═════ AVAILABLE DATA ═════

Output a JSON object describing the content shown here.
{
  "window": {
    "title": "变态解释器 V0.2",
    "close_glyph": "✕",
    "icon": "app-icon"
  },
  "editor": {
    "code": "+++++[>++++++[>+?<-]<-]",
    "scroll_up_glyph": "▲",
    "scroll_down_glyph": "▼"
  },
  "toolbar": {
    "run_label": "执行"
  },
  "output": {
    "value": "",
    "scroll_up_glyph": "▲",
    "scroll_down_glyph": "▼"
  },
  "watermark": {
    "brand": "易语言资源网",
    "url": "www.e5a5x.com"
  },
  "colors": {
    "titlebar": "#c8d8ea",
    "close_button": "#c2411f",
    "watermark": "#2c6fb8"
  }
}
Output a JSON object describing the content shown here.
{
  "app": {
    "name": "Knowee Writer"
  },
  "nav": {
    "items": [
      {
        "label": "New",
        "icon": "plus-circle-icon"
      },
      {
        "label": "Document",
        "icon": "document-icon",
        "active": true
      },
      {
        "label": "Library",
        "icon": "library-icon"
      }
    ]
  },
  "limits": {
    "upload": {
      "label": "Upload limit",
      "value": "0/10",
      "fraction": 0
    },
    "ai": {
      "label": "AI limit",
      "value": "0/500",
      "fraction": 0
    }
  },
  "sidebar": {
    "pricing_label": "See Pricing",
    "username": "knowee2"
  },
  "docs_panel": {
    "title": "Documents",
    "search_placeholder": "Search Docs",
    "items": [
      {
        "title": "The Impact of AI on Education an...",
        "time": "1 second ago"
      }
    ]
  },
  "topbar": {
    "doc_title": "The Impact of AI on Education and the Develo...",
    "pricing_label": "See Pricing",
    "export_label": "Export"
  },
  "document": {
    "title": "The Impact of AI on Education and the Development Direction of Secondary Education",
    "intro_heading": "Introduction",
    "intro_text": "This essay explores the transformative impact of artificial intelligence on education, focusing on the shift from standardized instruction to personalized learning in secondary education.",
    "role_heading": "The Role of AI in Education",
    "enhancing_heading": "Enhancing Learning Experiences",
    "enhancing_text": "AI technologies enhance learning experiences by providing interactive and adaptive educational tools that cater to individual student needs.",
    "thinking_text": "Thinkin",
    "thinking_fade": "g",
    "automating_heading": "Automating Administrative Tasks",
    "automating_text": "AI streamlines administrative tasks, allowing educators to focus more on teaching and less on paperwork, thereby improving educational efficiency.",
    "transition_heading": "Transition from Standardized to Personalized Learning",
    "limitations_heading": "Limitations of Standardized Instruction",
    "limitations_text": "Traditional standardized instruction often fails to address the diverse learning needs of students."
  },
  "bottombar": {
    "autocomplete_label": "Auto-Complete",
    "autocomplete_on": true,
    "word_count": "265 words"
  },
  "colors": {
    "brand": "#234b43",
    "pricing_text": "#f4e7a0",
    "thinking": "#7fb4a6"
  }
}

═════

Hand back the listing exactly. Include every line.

• **EXERCISE ANSWER**
Output a JSON object describing the content shown here.
{
  "window": {
    "title": "变态解释器 V0.2",
    "close_glyph": "✕",
    "icon": "app-icon"
  },
  "editor": {
    "code": "+++++[>++++++[>+?<-]<-]",
    "scroll_up_glyph": "▲",
    "scroll_down_glyph": "▼"
  },
  "toolbar": {
    "run_label": "执行"
  },
  "output": {
    "value": "",
    "scroll_up_glyph": "▲",
    "scroll_down_glyph": "▼"
  },
  "watermark": {
    "brand": "易语言资源网",
    "url": "www.e5a5x.com"
  },
  "colors": {
    "titlebar": "#c8d8ea",
    "close_button": "#c2411f",
    "watermark": "#2c6fb8"
  }
}
Output a JSON object describing the content shown here.
{
  "app": {
    "name": "Knowee Writer"
  },
  "nav": {
    "items": [
      {
        "label": "New",
        "icon": "plus-circle-icon"
      },
      {
        "label": "Document",
        "icon": "document-icon",
        "active": true
      },
      {
        "label": "Library",
        "icon": "library-icon"
      }
    ]
  },
  "limits": {
    "upload": {
      "label": "Upload limit",
      "value": "0/10",
      "fraction": 0
    },
    "ai": {
      "label": "AI limit",
      "value": "0/500",
      "fraction": 0
    }
  },
  "sidebar": {
    "pricing_label": "See Pricing",
    "username": "knowee2"
  },
  "docs_panel": {
    "title": "Documents",
    "search_placeholder": "Search Docs",
    "items": [
      {
        "title": "The Impact of AI on Education an...",
        "time": "1 second ago"
      }
    ]
  },
  "topbar": {
    "doc_title": "The Impact of AI on Education and the Develo...",
    "pricing_label": "See Pricing",
    "export_label": "Export"
  },
  "document": {
    "title": "The Impact of AI on Education and the Development Direction of Secondary Education",
    "intro_heading": "Introduction",
    "intro_text": "This essay explores the transformative impact of artificial intelligence on education, focusing on the shift from standardized instruction to personalized learning in secondary education.",
    "role_heading": "The Role of AI in Education",
    "enhancing_heading": "Enhancing Learning Experiences",
    "enhancing_text": "AI technologies enhance learning experiences by providing interactive and adaptive educational tools that cater to individual student needs.",
    "thinking_text": "Thinkin",
    "thinking_fade": "g",
    "automating_heading": "Automating Administrative Tasks",
    "automating_text": "AI streamlines administrative tasks, allowing educators to focus more on teaching and less on paperwork, thereby improving educational efficiency.",
    "transition_heading": "Transition from Standardized to Personalized Learning",
    "limitations_heading": "Limitations of Standardized Instruction",
    "limitations_text": "Traditional standardized instruction often fails to address the diverse learning needs of students."
  },
  "bottombar": {
    "autocomplete_label": "Auto-Complete",
    "autocomplete_on": true,
    "word_count": "265 words"
  },
  "colors": {
    "brand": "#234b43",
    "pricing_text": "#f4e7a0",
    "thinking": "#7fb4a6"
  }
}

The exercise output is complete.